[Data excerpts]
▶
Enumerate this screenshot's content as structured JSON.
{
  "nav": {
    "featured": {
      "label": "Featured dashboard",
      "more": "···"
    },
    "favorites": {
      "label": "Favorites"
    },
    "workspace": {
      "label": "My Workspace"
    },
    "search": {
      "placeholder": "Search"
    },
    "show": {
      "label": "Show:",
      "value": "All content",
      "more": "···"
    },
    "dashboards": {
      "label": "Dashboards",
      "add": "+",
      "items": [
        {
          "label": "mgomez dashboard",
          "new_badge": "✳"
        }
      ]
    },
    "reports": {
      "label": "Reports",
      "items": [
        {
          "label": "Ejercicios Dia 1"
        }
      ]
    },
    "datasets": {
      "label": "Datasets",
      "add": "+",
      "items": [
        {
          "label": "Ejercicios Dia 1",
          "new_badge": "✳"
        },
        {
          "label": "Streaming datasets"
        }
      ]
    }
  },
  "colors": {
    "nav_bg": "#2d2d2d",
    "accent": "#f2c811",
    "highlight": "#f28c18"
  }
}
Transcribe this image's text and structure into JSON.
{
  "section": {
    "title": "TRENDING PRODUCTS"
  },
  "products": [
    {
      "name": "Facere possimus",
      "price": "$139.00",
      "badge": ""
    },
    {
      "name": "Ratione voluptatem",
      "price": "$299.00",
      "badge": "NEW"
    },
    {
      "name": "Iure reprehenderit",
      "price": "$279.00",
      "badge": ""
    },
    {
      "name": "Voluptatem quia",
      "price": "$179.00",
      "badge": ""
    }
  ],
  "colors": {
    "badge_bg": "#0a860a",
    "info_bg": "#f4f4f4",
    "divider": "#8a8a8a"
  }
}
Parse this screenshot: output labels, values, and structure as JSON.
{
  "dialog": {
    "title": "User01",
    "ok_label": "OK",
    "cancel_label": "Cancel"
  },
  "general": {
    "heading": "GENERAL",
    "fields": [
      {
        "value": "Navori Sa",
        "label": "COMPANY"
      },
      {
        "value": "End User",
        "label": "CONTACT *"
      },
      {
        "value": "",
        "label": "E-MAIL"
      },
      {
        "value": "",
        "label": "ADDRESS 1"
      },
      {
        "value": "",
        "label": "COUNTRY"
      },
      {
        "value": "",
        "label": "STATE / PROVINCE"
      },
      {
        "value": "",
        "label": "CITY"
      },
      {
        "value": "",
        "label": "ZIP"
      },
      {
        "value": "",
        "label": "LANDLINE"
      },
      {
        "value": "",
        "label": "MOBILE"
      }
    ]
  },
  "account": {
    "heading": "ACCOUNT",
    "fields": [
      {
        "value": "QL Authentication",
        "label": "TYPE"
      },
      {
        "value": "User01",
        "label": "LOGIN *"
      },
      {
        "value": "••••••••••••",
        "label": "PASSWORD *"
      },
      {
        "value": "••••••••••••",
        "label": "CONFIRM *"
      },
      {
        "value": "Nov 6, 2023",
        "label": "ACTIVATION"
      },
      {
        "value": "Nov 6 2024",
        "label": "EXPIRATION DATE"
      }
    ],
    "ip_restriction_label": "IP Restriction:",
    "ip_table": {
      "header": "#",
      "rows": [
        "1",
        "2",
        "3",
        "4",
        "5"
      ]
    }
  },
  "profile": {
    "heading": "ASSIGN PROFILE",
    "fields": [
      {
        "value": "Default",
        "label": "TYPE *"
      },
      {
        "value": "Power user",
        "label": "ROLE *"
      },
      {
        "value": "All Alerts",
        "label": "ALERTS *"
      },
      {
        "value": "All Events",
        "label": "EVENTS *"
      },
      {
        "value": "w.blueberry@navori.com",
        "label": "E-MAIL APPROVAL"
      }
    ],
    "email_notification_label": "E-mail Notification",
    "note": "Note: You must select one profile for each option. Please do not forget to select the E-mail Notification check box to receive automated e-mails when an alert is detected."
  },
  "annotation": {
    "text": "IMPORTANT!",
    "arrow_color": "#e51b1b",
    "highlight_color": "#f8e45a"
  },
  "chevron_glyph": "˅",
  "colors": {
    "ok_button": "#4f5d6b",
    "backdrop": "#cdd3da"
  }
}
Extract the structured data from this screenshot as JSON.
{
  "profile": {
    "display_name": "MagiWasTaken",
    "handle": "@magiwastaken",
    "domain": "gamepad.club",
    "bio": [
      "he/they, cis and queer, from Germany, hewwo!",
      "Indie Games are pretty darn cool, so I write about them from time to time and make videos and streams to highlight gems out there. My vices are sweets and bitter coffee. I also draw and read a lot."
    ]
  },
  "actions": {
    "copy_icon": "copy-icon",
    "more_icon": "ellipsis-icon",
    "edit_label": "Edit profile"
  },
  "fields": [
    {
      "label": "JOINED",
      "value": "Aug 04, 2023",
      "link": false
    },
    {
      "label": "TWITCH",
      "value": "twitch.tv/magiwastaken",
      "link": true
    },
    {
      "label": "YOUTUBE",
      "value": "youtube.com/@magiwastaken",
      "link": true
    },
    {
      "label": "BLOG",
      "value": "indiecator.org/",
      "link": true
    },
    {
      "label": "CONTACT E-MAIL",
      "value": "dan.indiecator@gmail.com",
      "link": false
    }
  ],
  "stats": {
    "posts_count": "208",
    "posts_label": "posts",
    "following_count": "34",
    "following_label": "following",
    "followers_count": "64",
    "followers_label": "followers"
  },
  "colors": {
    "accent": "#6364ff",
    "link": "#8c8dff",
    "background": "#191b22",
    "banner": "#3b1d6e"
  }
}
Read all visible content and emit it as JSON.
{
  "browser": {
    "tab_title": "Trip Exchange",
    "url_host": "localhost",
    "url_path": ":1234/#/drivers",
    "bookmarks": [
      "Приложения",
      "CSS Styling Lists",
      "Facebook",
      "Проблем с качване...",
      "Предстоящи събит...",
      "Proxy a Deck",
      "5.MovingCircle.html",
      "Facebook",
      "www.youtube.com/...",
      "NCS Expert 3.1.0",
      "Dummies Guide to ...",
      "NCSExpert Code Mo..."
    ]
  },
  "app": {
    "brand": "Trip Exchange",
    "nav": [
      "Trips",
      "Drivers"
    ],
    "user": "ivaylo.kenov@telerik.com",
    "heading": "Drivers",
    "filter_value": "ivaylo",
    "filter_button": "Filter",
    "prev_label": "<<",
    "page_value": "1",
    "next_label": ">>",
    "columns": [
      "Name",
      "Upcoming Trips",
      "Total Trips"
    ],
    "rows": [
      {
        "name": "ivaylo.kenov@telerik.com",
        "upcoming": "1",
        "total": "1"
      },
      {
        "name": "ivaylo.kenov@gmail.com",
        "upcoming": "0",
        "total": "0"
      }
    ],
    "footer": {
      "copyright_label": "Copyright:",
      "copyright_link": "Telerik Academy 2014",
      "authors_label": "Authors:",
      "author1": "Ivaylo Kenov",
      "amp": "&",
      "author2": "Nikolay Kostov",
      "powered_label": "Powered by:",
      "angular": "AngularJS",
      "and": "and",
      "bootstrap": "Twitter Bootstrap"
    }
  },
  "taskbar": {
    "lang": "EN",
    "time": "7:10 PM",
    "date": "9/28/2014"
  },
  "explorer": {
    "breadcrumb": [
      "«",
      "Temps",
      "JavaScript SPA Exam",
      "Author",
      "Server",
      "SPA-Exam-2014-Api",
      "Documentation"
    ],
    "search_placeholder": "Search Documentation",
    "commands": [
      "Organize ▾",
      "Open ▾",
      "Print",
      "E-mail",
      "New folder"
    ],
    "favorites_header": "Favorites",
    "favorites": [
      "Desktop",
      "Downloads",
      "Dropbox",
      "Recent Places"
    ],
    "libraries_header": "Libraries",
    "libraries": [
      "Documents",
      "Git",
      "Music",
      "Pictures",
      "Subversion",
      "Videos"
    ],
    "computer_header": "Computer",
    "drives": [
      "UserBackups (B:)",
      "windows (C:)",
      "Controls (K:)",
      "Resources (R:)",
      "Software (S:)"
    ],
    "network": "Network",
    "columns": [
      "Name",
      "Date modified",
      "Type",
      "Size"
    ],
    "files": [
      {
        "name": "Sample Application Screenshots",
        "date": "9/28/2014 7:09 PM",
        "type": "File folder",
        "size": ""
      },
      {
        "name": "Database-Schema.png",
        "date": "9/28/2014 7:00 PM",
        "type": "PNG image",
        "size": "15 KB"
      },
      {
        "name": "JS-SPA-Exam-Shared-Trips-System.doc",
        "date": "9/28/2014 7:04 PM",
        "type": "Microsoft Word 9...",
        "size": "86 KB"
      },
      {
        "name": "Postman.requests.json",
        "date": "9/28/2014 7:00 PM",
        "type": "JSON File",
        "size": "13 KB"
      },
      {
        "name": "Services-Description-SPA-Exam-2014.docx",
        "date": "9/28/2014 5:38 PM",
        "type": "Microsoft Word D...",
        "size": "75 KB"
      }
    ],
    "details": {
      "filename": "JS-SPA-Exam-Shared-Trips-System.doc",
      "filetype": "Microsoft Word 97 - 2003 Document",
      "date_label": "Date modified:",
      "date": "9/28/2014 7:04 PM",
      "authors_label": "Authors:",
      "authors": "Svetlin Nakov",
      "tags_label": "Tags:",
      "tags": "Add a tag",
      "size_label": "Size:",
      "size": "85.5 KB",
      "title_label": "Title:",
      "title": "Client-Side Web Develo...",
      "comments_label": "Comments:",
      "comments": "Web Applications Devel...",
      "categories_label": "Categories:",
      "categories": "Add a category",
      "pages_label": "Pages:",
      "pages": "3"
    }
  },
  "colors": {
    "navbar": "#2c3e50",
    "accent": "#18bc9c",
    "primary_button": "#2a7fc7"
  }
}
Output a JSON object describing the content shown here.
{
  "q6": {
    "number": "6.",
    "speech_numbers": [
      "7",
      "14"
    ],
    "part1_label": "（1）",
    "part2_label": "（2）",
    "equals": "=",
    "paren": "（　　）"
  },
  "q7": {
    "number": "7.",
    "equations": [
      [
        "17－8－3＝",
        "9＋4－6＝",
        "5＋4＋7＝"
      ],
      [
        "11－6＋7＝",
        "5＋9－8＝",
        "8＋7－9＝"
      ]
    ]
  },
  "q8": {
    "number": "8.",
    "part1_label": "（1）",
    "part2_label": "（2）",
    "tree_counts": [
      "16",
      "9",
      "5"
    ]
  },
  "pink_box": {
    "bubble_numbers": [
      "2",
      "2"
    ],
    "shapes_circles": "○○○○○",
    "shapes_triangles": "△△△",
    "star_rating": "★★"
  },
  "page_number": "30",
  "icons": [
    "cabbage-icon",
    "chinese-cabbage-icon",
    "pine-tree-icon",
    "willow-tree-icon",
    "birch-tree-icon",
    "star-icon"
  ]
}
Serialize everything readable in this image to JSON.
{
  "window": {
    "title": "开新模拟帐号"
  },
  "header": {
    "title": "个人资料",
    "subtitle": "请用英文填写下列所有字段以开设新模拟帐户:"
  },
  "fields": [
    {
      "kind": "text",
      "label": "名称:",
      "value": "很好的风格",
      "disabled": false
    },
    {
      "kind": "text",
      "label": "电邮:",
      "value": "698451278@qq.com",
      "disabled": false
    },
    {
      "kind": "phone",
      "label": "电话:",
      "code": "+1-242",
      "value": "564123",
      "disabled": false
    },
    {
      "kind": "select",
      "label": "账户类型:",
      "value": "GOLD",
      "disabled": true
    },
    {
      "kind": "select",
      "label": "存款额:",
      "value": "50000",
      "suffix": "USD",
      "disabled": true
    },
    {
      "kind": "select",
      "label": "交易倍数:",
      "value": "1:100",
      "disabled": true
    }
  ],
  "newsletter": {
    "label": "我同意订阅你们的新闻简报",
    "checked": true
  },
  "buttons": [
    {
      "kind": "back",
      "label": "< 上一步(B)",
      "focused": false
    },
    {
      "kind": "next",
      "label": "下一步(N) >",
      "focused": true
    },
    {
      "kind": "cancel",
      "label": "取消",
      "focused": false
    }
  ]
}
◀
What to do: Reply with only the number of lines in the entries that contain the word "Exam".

Solution to the problem: 5